**THE PROBLEM**
Repeat each line of the material below without change.

**RECORDS FOR PROCESSING**
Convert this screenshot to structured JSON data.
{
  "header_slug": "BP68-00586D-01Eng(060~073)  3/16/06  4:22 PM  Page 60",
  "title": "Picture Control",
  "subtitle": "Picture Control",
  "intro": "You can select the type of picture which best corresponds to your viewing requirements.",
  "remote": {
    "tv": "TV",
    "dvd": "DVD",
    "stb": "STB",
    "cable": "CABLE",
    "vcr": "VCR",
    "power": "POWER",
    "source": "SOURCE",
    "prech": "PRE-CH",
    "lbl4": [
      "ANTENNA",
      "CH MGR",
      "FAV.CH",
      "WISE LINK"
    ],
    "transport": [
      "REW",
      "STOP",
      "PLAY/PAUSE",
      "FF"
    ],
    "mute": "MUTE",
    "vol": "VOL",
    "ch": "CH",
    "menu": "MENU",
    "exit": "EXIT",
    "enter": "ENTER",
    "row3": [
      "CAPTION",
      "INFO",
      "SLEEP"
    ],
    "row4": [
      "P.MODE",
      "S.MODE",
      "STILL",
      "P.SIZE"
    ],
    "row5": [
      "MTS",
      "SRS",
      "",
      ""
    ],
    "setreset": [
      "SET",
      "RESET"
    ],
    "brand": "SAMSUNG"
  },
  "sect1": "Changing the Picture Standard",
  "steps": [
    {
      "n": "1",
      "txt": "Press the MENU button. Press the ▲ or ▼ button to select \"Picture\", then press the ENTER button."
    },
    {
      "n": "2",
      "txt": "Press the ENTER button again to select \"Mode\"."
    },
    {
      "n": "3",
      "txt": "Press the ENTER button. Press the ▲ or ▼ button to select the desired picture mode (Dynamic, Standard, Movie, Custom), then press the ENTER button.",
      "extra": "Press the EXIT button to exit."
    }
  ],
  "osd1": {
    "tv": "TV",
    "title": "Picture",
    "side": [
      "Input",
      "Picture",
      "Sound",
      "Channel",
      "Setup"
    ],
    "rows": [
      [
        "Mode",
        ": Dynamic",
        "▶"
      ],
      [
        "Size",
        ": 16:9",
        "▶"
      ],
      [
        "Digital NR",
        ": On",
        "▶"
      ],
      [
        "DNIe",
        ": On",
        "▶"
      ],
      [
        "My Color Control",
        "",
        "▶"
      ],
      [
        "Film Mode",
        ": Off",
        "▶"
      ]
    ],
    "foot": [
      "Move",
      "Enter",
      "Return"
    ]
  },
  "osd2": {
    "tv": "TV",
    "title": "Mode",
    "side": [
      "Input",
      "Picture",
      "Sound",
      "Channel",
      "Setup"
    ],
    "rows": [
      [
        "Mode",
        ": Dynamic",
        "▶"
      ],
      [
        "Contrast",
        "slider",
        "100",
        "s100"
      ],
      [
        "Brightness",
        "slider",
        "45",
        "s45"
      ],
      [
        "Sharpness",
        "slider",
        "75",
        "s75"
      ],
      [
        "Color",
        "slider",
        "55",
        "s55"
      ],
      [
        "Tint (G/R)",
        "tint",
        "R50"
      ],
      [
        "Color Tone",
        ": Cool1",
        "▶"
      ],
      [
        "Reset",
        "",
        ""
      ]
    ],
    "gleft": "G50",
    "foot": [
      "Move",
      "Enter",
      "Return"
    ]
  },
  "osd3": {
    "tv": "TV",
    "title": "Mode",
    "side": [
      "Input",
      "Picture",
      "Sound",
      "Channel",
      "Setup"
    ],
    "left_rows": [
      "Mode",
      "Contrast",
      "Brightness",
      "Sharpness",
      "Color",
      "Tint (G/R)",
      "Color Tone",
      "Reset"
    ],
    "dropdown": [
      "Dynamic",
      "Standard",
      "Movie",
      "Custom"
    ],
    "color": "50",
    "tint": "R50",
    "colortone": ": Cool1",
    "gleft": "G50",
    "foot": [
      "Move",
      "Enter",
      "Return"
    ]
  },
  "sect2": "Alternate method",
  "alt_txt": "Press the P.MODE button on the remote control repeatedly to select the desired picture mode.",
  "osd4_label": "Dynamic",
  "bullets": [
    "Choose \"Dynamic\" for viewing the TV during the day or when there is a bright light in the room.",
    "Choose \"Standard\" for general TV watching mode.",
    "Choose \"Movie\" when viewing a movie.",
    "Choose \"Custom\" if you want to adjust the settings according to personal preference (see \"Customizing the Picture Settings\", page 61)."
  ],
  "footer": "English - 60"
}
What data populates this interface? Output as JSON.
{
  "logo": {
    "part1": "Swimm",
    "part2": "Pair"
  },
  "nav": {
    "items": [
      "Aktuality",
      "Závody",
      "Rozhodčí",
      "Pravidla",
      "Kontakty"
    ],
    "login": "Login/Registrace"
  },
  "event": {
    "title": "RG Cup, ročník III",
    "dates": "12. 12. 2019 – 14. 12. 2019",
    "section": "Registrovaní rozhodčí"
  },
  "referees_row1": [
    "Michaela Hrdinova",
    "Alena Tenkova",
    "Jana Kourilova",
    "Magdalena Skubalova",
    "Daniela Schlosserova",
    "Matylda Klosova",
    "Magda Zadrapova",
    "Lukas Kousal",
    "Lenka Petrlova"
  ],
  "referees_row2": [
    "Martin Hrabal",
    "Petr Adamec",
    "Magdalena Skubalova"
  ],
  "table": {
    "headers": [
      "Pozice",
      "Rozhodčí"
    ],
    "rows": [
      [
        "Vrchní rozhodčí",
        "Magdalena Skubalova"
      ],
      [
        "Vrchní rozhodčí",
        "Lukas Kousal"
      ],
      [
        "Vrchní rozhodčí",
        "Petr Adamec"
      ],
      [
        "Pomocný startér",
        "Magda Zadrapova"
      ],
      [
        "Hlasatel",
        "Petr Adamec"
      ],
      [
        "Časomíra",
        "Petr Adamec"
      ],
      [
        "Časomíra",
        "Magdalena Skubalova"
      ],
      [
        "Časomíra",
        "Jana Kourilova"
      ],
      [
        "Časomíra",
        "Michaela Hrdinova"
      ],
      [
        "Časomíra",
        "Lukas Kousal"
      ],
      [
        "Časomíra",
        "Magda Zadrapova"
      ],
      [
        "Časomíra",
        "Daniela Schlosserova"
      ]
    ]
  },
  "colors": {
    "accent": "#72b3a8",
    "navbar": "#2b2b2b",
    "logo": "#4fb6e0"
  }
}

**RESULT OF THIS EXERCISE**
Convert this screenshot to structured JSON data.
{
  "header_slug": "BP68-00586D-01Eng(060~073)  3/16/06  4:22 PM  Page 60",
  "title": "Picture Control",
  "subtitle": "Picture Control",
  "intro": "You can select the type of picture which best corresponds to your viewing requirements.",
  "remote": {
    "tv": "TV",
    "dvd": "DVD",
    "stb": "STB",
    "cable": "CABLE",
    "vcr": "VCR",
    "power": "POWER",
    "source": "SOURCE",
    "prech": "PRE-CH",
    "lbl4": [
      "ANTENNA",
      "CH MGR",
      "FAV.CH",
      "WISE LINK"
    ],
    "transport": [
      "REW",
      "STOP",
      "PLAY/PAUSE",
      "FF"
    ],
    "mute": "MUTE",
    "vol": "VOL",
    "ch": "CH",
    "menu": "MENU",
    "exit": "EXIT",
    "enter": "ENTER",
    "row3": [
      "CAPTION",
      "INFO",
      "SLEEP"
    ],
    "row4": [
      "P.MODE",
      "S.MODE",
      "STILL",
      "P.SIZE"
    ],
    "row5": [
      "MTS",
      "SRS",
      "",
      ""
    ],
    "setreset": [
      "SET",
      "RESET"
    ],
    "brand": "SAMSUNG"
  },
  "sect1": "Changing the Picture Standard",
  "steps": [
    {
      "n": "1",
      "txt": "Press the MENU button. Press the ▲ or ▼ button to select \"Picture\", then press the ENTER button."
    },
    {
      "n": "2",
      "txt": "Press the ENTER button again to select \"Mode\"."
    },
    {
      "n": "3",
      "txt": "Press the ENTER button. Press the ▲ or ▼ button to select the desired picture mode (Dynamic, Standard, Movie, Custom), then press the ENTER button.",
      "extra": "Press the EXIT button to exit."
    }
  ],
  "osd1": {
    "tv": "TV",
    "title": "Picture",
    "side": [
      "Input",
      "Picture",
      "Sound",
      "Channel",
      "Setup"
    ],
    "rows": [
      [
        "Mode",
        ": Dynamic",
        "▶"
      ],
      [
        "Size",
        ": 16:9",
        "▶"
      ],
      [
        "Digital NR",
        ": On",
        "▶"
      ],
      [
        "DNIe",
        ": On",
        "▶"
      ],
      [
        "My Color Control",
        "",
        "▶"
      ],
      [
        "Film Mode",
        ": Off",
        "▶"
      ]
    ],
    "foot": [
      "Move",
      "Enter",
      "Return"
    ]
  },
  "osd2": {
    "tv": "TV",
    "title": "Mode",
    "side": [
      "Input",
      "Picture",
      "Sound",
      "Channel",
      "Setup"
    ],
    "rows": [
      [
        "Mode",
        ": Dynamic",
        "▶"
      ],
      [
        "Contrast",
        "slider",
        "100",
        "s100"
      ],
      [
        "Brightness",
        "slider",
        "45",
        "s45"
      ],
      [
        "Sharpness",
        "slider",
        "75",
        "s75"
      ],
      [
        "Color",
        "slider",
        "55",
        "s55"
      ],
      [
        "Tint (G/R)",
        "tint",
        "R50"
      ],
      [
        "Color Tone",
        ": Cool1",
        "▶"
      ],
      [
        "Reset",
        "",
        ""
      ]
    ],
    "gleft": "G50",
    "foot": [
      "Move",
      "Enter",
      "Return"
    ]
  },
  "osd3": {
    "tv": "TV",
    "title": "Mode",
    "side": [
      "Input",
      "Picture",
      "Sound",
      "Channel",
      "Setup"
    ],
    "left_rows": [
      "Mode",
      "Contrast",
      "Brightness",
      "Sharpness",
      "Color",
      "Tint (G/R)",
      "Color Tone",
      "Reset"
    ],
    "dropdown": [
      "Dynamic",
      "Standard",
      "Movie",
      "Custom"
    ],
    "color": "50",
    "tint": "R50",
    "colortone": ": Cool1",
    "gleft": "G50",
    "foot": [
      "Move",
      "Enter",
      "Return"
    ]
  },
  "sect2": "Alternate method",
  "alt_txt": "Press the P.MODE button on the remote control repeatedly to select the desired picture mode.",
  "osd4_label": "Dynamic",
  "bullets": [
    "Choose \"Dynamic\" for viewing the TV during the day or when there is a bright light in the room.",
    "Choose \"Standard\" for general TV watching mode.",
    "Choose \"Movie\" when viewing a movie.",
    "Choose \"Custom\" if you want to adjust the settings according to personal preference (see \"Customizing the Picture Settings\", page 61)."
  ],
  "footer": "English - 60"
}
What data populates this interface? Output as JSON.
{
  "logo": {
    "part1": "Swimm",
    "part2": "Pair"
  },
  "nav": {
    "items": [
      "Aktuality",
      "Závody",
      "Rozhodčí",
      "Pravidla",
      "Kontakty"
    ],
    "login": "Login/Registrace"
  },
  "event": {
    "title": "RG Cup, ročník III",
    "dates": "12. 12. 2019 – 14. 12. 2019",
    "section": "Registrovaní rozhodčí"
  },
  "referees_row1": [
    "Michaela Hrdinova",
    "Alena Tenkova",
    "Jana Kourilova",
    "Magdalena Skubalova",
    "Daniela Schlosserova",
    "Matylda Klosova",
    "Magda Zadrapova",
    "Lukas Kousal",
    "Lenka Petrlova"
  ],
  "referees_row2": [
    "Martin Hrabal",
    "Petr Adamec",
    "Magdalena Skubalova"
  ],
  "table": {
    "headers": [
      "Pozice",
      "Rozhodčí"
    ],
    "rows": [
      [
        "Vrchní rozhodčí",
        "Magdalena Skubalova"
      ],
      [
        "Vrchní rozhodčí",
        "Lukas Kousal"
      ],
      [
        "Vrchní rozhodčí",
        "Petr Adamec"
      ],
      [
        "Pomocný startér",
        "Magda Zadrapova"
      ],
      [
        "Hlasatel",
        "Petr Adamec"
      ],
      [
        "Časomíra",
        "Petr Adamec"
      ],
      [
        "Časomíra",
        "Magdalena Skubalova"
      ],
      [
        "Časomíra",
        "Jana Kourilova"
      ],
      [
        "Časomíra",
        "Michaela Hrdinova"
      ],
      [
        "Časomíra",
        "Lukas Kousal"
      ],
      [
        "Časomíra",
        "Magda Zadrapova"
      ],
      [
        "Časomíra",
        "Daniela Schlosserova"
      ]
    ]
  },
  "colors": {
    "accent": "#72b3a8",
    "navbar": "#2b2b2b",
    "logo": "#4fb6e0"
  }
}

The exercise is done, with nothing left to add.